All of the entries need to be repeated exactly. Leave nothing out.

================================

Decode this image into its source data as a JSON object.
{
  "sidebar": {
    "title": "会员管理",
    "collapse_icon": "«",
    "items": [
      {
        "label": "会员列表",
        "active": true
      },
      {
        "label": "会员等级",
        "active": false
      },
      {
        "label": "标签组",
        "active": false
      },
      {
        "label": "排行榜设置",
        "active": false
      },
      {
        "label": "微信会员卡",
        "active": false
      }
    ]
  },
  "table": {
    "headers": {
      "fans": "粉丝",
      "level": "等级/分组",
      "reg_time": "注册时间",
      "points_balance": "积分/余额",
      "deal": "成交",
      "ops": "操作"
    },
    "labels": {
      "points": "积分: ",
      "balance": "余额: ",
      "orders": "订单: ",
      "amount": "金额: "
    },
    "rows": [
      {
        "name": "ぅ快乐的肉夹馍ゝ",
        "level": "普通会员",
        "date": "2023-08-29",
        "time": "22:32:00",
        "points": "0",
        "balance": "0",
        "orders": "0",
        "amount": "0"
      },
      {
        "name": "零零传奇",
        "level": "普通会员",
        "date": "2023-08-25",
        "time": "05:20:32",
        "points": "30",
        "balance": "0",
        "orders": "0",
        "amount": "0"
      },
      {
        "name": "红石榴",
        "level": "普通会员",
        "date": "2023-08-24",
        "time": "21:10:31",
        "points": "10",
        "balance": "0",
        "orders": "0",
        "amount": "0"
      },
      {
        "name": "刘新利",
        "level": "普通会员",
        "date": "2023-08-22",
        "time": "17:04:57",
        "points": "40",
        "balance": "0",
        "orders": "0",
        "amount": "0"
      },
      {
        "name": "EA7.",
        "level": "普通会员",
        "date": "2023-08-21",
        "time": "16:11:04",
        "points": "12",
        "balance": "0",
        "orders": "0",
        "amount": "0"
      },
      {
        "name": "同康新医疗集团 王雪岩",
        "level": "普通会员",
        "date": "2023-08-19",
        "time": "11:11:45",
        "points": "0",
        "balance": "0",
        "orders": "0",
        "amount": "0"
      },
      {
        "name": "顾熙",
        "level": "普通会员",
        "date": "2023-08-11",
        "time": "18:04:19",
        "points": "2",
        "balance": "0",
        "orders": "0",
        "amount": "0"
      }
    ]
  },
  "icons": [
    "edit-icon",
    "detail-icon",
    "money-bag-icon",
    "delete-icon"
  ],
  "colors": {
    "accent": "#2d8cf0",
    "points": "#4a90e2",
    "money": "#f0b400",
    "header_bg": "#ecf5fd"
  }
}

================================

* _Result for this exercise_:
Decode this image into its source data as a JSON object.
{
  "sidebar": {
    "title": "会员管理",
    "collapse_icon": "«",
    "items": [
      {
        "label": "会员列表",
        "active": true
      },
      {
        "label": "会员等级",
        "active": false
      },
      {
        "label": "标签组",
        "active": false
      },
      {
        "label": "排行榜设置",
        "active": false
      },
      {
        "label": "微信会员卡",
        "active": false
      }
    ]
  },
  "table": {
    "headers": {
      "fans": "粉丝",
      "level": "等级/分组",
      "reg_time": "注册时间",
      "points_balance": "积分/余额",
      "deal": "成交",
      "ops": "操作"
    },
    "labels": {
      "points": "积分: ",
      "balance": "余额: ",
      "orders": "订单: ",
      "amount": "金额: "
    },
    "rows": [
      {
        "name": "ぅ快乐的肉夹馍ゝ",
        "level": "普通会员",
        "date": "2023-08-29",
        "time": "22:32:00",
        "points": "0",
        "balance": "0",
        "orders": "0",
        "amount": "0"
      },
      {
        "name": "零零传奇",
        "level": "普通会员",
        "date": "2023-08-25",
        "time": "05:20:32",
        "points": "30",
        "balance": "0",
        "orders": "0",
        "amount": "0"
      },
      {
        "name": "红石榴",
        "level": "普通会员",
        "date": "2023-08-24",
        "time": "21:10:31",
        "points": "10",
        "balance": "0",
        "orders": "0",
        "amount": "0"
      },
      {
        "name": "刘新利",
        "level": "普通会员",
        "date": "2023-08-22",
        "time": "17:04:57",
        "points": "40",
        "balance": "0",
        "orders": "0",
        "amount": "0"
      },
      {
        "name": "EA7.",
        "level": "普通会员",
        "date": "2023-08-21",
        "time": "16:11:04",
        "points": "12",
        "balance": "0",
        "orders": "0",
        "amount": "0"
      },
      {
        "name": "同康新医疗集团 王雪岩",
        "level": "普通会员",
        "date": "2023-08-19",
        "time": "11:11:45",
        "points": "0",
        "balance": "0",
        "orders": "0",
        "amount": "0"
      },
      {
        "name": "顾熙",
        "level": "普通会员",
        "date": "2023-08-11",
        "time": "18:04:19",
        "points": "2",
        "balance": "0",
        "orders": "0",
        "amount": "0"
      }
    ]
  },
  "icons": [
    "edit-icon",
    "detail-icon",
    "money-bag-icon",
    "delete-icon"
  ],
  "colors": {
    "accent": "#2d8cf0",
    "points": "#4a90e2",
    "money": "#f0b400",
    "header_bg": "#ecf5fd"
  }
}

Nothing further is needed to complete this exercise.